> DIRECTIONS FOR THIS TASK: Of the lines below, report only those that contain "hardened".
── MATERIAL PROVIDED ──
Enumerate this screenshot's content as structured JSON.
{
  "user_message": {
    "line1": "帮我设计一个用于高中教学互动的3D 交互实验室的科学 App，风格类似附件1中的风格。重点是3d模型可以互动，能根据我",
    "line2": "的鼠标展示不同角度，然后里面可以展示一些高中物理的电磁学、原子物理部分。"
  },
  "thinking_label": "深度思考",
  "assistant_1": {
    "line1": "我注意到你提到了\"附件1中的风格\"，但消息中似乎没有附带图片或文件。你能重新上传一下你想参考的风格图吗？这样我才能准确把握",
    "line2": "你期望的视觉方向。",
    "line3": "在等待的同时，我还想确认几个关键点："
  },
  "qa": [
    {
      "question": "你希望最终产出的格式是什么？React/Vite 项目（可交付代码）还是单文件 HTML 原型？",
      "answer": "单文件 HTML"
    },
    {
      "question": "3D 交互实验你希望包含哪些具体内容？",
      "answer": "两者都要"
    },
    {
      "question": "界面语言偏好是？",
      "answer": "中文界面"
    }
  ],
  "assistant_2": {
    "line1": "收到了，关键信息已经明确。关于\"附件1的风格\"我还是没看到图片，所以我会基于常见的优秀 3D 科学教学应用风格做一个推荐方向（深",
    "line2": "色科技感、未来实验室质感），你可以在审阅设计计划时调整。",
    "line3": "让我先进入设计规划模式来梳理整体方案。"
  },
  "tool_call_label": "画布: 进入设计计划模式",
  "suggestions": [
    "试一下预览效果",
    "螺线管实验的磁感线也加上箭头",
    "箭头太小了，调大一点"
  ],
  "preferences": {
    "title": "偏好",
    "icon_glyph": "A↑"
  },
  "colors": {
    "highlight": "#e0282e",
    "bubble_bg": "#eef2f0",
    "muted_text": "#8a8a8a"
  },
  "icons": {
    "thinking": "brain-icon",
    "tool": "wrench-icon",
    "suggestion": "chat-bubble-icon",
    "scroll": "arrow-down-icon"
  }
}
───
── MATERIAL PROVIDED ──
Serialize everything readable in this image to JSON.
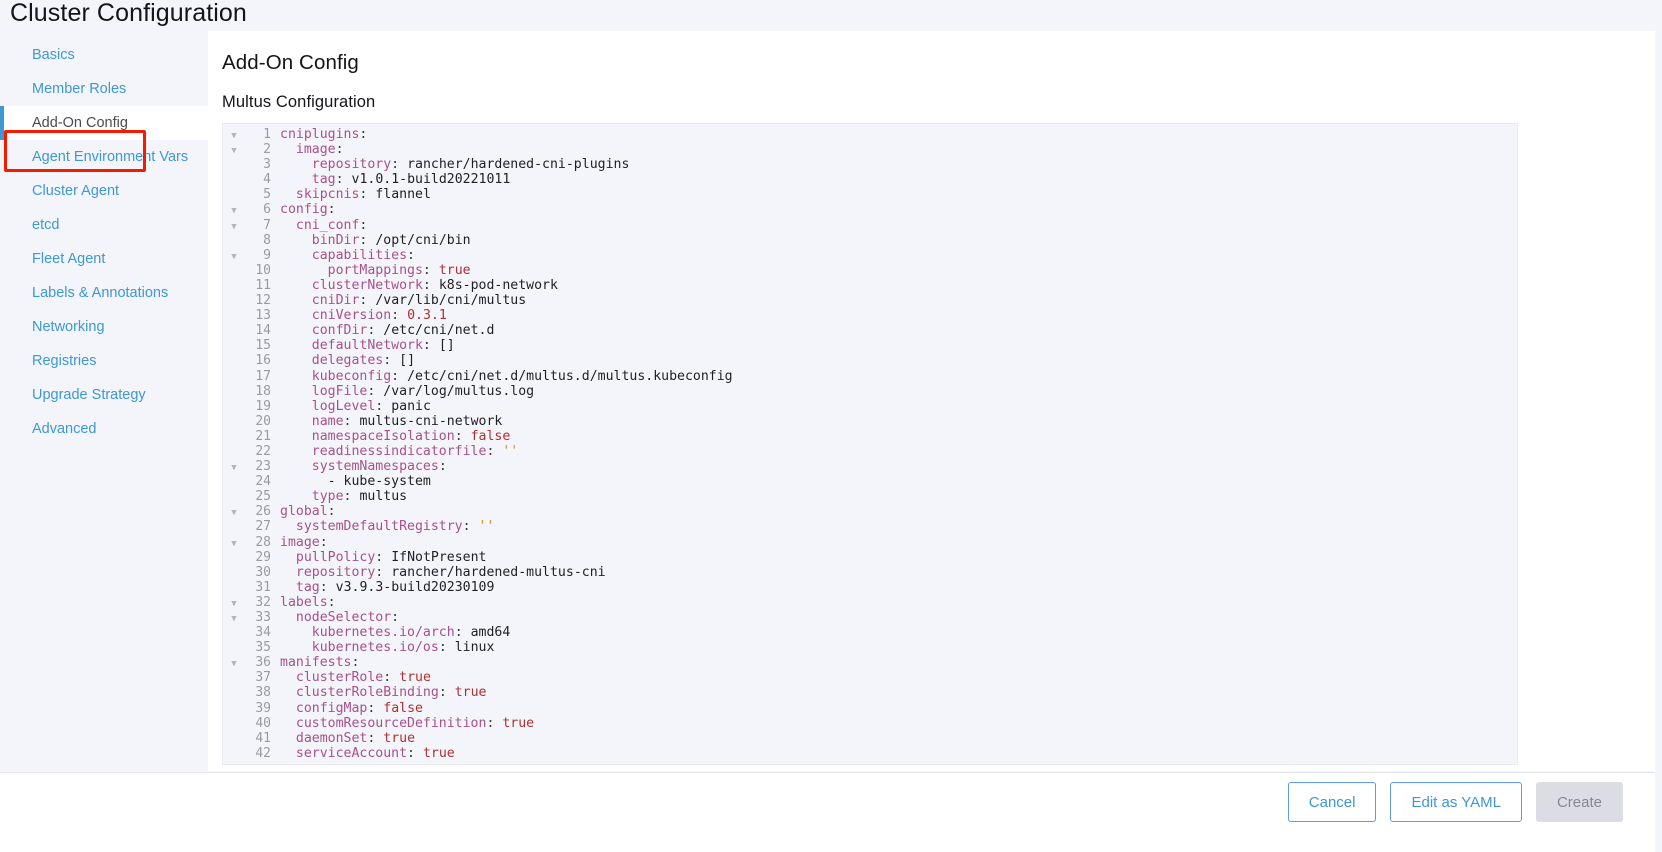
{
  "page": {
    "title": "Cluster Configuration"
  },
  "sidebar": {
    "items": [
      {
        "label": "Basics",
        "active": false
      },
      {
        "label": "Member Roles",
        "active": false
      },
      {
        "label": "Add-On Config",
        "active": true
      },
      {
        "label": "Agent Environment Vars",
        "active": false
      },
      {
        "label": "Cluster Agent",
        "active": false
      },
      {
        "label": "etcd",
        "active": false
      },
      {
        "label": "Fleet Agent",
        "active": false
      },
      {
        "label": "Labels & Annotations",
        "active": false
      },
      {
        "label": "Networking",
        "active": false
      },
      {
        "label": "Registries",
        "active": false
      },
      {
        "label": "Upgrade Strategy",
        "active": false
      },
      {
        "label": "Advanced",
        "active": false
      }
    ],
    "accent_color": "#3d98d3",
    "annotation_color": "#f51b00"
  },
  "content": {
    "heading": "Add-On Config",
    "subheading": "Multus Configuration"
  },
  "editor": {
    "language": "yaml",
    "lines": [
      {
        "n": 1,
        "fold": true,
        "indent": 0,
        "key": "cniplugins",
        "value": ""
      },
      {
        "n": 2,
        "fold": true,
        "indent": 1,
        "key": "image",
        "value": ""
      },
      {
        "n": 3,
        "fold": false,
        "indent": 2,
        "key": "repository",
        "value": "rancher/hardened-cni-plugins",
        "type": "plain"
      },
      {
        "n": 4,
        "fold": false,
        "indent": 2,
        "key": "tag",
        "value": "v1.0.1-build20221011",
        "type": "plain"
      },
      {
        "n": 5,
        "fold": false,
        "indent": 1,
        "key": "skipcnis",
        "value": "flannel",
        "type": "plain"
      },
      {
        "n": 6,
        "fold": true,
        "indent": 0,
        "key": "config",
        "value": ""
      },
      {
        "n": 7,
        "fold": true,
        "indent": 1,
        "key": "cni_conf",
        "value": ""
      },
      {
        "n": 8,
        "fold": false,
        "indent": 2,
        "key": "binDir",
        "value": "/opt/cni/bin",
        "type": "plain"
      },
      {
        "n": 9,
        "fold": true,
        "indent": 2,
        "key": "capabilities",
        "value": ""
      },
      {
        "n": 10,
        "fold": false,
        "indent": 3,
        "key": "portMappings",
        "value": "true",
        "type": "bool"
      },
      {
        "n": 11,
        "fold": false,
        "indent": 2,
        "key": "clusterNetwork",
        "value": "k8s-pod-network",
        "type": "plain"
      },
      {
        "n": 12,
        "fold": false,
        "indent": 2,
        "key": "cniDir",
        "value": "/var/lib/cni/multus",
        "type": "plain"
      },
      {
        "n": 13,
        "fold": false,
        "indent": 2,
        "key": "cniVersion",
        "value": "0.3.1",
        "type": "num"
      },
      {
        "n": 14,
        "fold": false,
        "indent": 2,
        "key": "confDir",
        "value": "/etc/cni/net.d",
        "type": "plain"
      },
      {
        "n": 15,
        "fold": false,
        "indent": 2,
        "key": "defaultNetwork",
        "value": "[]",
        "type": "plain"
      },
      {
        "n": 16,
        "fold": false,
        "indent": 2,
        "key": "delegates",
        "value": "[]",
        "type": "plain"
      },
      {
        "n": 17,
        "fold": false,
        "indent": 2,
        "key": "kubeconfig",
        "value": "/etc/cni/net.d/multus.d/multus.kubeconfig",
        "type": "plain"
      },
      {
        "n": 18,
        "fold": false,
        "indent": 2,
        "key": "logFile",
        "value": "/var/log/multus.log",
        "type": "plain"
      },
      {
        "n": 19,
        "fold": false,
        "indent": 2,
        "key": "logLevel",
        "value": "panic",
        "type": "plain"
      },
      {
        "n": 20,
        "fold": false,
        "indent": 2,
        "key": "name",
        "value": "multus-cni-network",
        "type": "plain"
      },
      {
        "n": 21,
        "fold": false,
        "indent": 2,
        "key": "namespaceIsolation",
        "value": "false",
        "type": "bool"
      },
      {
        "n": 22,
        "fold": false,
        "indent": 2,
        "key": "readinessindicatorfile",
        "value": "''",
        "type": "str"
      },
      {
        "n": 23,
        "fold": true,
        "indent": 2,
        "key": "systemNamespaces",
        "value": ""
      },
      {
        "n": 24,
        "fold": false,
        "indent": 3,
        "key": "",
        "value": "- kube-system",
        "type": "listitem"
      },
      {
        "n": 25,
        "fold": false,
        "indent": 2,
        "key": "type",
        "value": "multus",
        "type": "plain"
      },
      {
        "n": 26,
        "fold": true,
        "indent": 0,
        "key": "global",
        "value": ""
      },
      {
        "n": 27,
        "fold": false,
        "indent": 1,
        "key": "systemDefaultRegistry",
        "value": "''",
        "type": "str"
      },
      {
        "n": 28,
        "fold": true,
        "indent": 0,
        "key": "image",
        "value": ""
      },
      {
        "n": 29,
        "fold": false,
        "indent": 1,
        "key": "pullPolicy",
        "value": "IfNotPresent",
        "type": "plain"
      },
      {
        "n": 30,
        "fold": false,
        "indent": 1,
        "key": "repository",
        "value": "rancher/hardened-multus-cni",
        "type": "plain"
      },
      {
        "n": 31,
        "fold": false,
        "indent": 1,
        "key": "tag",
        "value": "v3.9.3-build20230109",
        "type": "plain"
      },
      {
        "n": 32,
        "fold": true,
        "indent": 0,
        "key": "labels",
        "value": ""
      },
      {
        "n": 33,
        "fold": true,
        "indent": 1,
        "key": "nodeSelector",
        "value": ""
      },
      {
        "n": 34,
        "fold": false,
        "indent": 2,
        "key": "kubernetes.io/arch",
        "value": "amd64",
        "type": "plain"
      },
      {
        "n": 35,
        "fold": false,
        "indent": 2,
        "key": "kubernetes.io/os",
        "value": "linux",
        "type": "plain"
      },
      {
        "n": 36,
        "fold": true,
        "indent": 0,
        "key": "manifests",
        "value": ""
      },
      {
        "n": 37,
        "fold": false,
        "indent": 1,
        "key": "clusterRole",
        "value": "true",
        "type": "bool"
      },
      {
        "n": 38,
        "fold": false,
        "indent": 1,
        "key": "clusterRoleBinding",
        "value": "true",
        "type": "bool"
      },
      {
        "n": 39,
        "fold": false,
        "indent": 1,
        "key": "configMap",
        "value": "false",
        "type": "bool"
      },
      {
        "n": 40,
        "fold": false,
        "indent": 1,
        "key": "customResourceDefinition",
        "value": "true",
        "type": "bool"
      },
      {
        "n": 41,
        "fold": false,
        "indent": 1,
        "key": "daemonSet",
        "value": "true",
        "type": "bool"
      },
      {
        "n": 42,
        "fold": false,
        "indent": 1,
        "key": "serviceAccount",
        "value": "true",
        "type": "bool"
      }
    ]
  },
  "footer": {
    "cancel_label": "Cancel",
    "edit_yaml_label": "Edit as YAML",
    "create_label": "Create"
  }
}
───
> ANSWER TO THE EXERCISE:
        "value": "rancher/hardened-cni-plugins",
        "value": "rancher/hardened-multus-cni",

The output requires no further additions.